It was biting cold as we walked from Economy Parking Lot E to the tram that transported us to O’Hare International Terminal 5. Still, once we arrived at the quite warm Tram station we came across people returning from tropical climes wearing shorts. They were soon to get the surprise of their lives.
We also got a surprise upon checking into British Airways. Our seats were inexplicitly upgraded by the British Airways attendant into International Plus, and we were invited to their lounge to relax before the flight. The lounge was nice, with wine and beer and pop and soda and chips and cheeses and fruit and candy, whatever might suit you. My husband had a sandwich, but the options were so vast, I didn’t settle on anything. I wanted badly to take photos of the lounge, but everyone else there was being so darn cool about it, I had to behave. I did take this picture in the bathroom of all-you-can-use tampons. The number I could use was zero. I don’t know if that is “alas,” or “hooray.”
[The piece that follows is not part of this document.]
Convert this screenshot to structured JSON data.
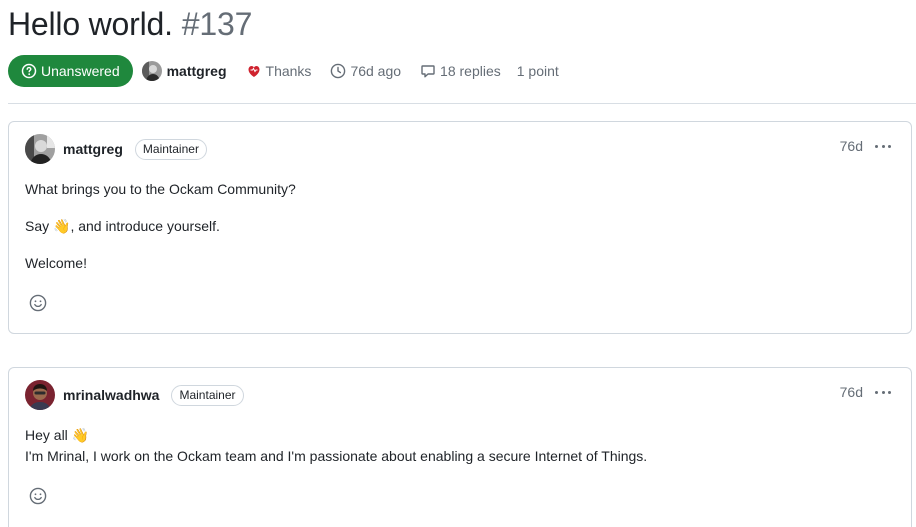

International Plus turned out to be the seats just behind First Class. Plenty of legroom, footrests, room to recline without taking out the guy behind you, and better everything than coach–headphones, food, service. They brought us a glass of champagne before we took off. And a menu for dinner in case you were confused about whether the rigatoni was infused with rosemary or thyme. I had the fillet of beef. It was actually delicious.
It was certainly less cramped than our usual seats in Coach, and my 6’2″ husband slept better than he normally does, important because we arrive in the morning London time and need to be able to get through the day.
British Airways lands at Terminal 5 at Heathrow. We had to take a bus from the plane to Border Control with some slaphappy young Brits who’d spent time in Chicago. There was a much longer wait than usual at Border Control, but we were ultimately on our way. I hadn’t slept any better in our better digs on the plane, and I indulged in a few winks on the Tube.
Our hotel for this trip is Shoreditch. We stayed in this area once before, when we came for the Liverpool match in August. To review, this is a neighborhood where many young Londoners live and hang out. It’s well-known for its street art, and it has a dizzying array of restaurants and nightclubs. I said in August that it was peopled by hipsters. However, my husband remarked that he had read that the hipsters had “moved on.” The remnants still looked remarkably hip to me.
The Hoxton, where we are staying, has a lobby that appears to be a popular gathering place all day long. We waded through young people having coffee and conversation when we checked in at about 1 p.m. but it was no less crowded any time we walked through during the day. In the evening, the lobby was transformed into a nightclub, popping with energy and music. There are books everywhere: in the lobby, open bookshelves separate the spaces. The lobby has a loft-like feel, with exposed pipes, long tables, a large fireplace, comfy chairs. So many Apple computers are open, it looks like an Apple commercial.
The Hoxton temporarily came into our budget because there was so much inventory at in London this time of year. I am a bit sad that it may never again do so, because it is quite nice, the nicest hotel that has ever come into budget. Our room is beautiful, modern, and functional, even though it is small. It has a real bathroom, including a shower with elbow room, and a rain head. Places to hang two towels. A small but functional closet.
When we arrived at our room, a retro-looking radio was playing cool jazz. I needed a nap to be able to get out and about, but I was determined for it to be a short one since so much of the day was gone. I fell asleep with the radio playing, and had weird, hip dreams. I woke up in my hip surroundings, still accompanied by hip music, and was convinced for a few moments that I, too, was hip. Then I saw myself in the giant round mirror.
Nope, nobody hip here.
We left to find lunch. We had decided on eating at Ruby, but when we got to the address, it had clearly not been open for a while. Instead, we settled on a restaurant next door called Bill’s. Our best guess is that this is a chain, but the chains in London are just so much more fun than the chains around us in Illinois. Bill’s had some interesting cocktails, and I ordered a Bill’s Greens. It was a gin drink with cucumber and mint. Very yummy. And I ordered beef stew braised in beer. It was accompanied by potatoes and a bread stick made out of puff pastry. Although it was a beef dish, it also had bacon on it. Pig and cow never tasted so good together. My husband had the grilled sea bass, which he enjoyed very much.
It was late in the day and the only time we’d eaten since a very light breakfast on the plane, so we concluded we should have dessert. I selected the special, rhubarb and orange crumble, with some trepidation. I find the restaurants go overboard on adding sugar to rhubarb dishes. But the rhubarb crumble was perfectly tart, and accompanied by a sweet cream that made it just perfect.
We were full and happy, and with our Oyster cards in hand, ready to hit the Tube and seek out some history.